┌─ Dataset extract
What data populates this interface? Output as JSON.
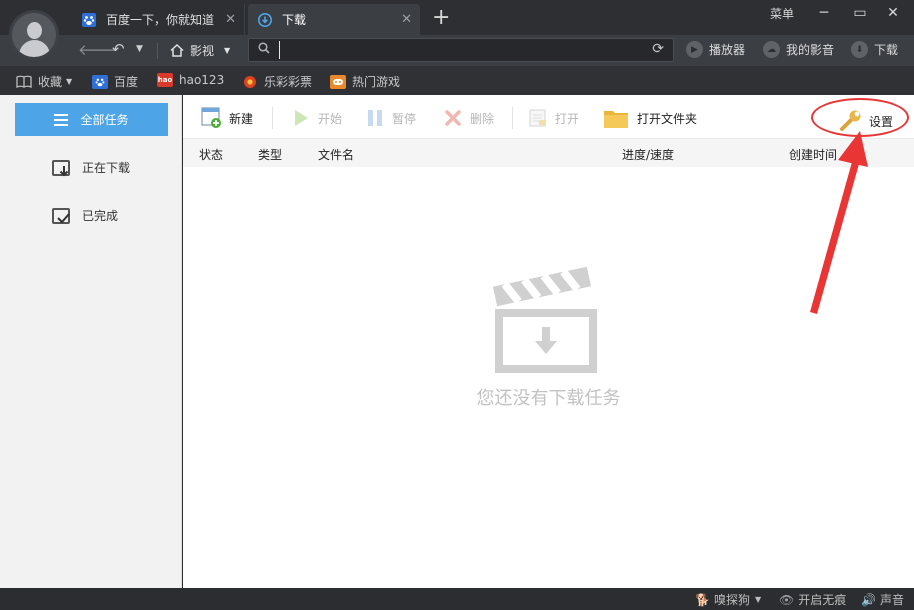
{
  "tabs": [
    {
      "title": "百度一下，你就知道",
      "icon": "baidu-paw-icon"
    },
    {
      "title": "下载",
      "icon": "download-icon"
    }
  ],
  "window": {
    "menu_label": "菜单"
  },
  "nav": {
    "home_label": "影视",
    "url_value": "",
    "right_tools": [
      "播放器",
      "我的影音",
      "下载"
    ]
  },
  "bookmarks": [
    "收藏",
    "百度",
    "hao123",
    "乐彩彩票",
    "热门游戏"
  ],
  "sidebar": {
    "items": [
      "全部任务",
      "正在下载",
      "已完成"
    ]
  },
  "toolbar": {
    "new_label": "新建",
    "start_label": "开始",
    "pause_label": "暂停",
    "delete_label": "删除",
    "open_label": "打开",
    "open_folder_label": "打开文件夹",
    "settings_label": "设置"
  },
  "table": {
    "columns": [
      "状态",
      "类型",
      "文件名",
      "进度/速度",
      "创建时间"
    ]
  },
  "empty_message": "您还没有下载任务",
  "status_bar": [
    "嗅探狗",
    "开启无痕",
    "声音"
  ],
  "colors": {
    "accent": "#4da5e8",
    "annotation": "#ea3535"
  }
}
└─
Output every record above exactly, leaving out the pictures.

What data populates this interface? Output as JSON.
{
  "tabs": [
    {
      "title": "百度一下，你就知道",
      "icon": "baidu-paw-icon"
    },
    {
      "title": "下载",
      "icon": "download-icon"
    }
  ],
  "window": {
    "menu_label": "菜单"
  },
  "nav": {
    "home_label": "影视",
    "url_value": "",
    "right_tools": [
      "播放器",
      "我的影音",
      "下载"
    ]
  },
  "bookmarks": [
    "收藏",
    "百度",
    "hao123",
    "乐彩彩票",
    "热门游戏"
  ],
  "sidebar": {
    "items": [
      "全部任务",
      "正在下载",
      "已完成"
    ]
  },
  "toolbar": {
    "new_label": "新建",
    "start_label": "开始",
    "pause_label": "暂停",
    "delete_label": "删除",
    "open_label": "打开",
    "open_folder_label": "打开文件夹",
    "settings_label": "设置"
  },
  "table": {
    "columns": [
      "状态",
      "类型",
      "文件名",
      "进度/速度",
      "创建时间"
    ]
  },
  "empty_message": "您还没有下载任务",
  "status_bar": [
    "嗅探狗",
    "开启无痕",
    "声音"
  ],
  "colors": {
    "accent": "#4da5e8",
    "annotation": "#ea3535"
  }
}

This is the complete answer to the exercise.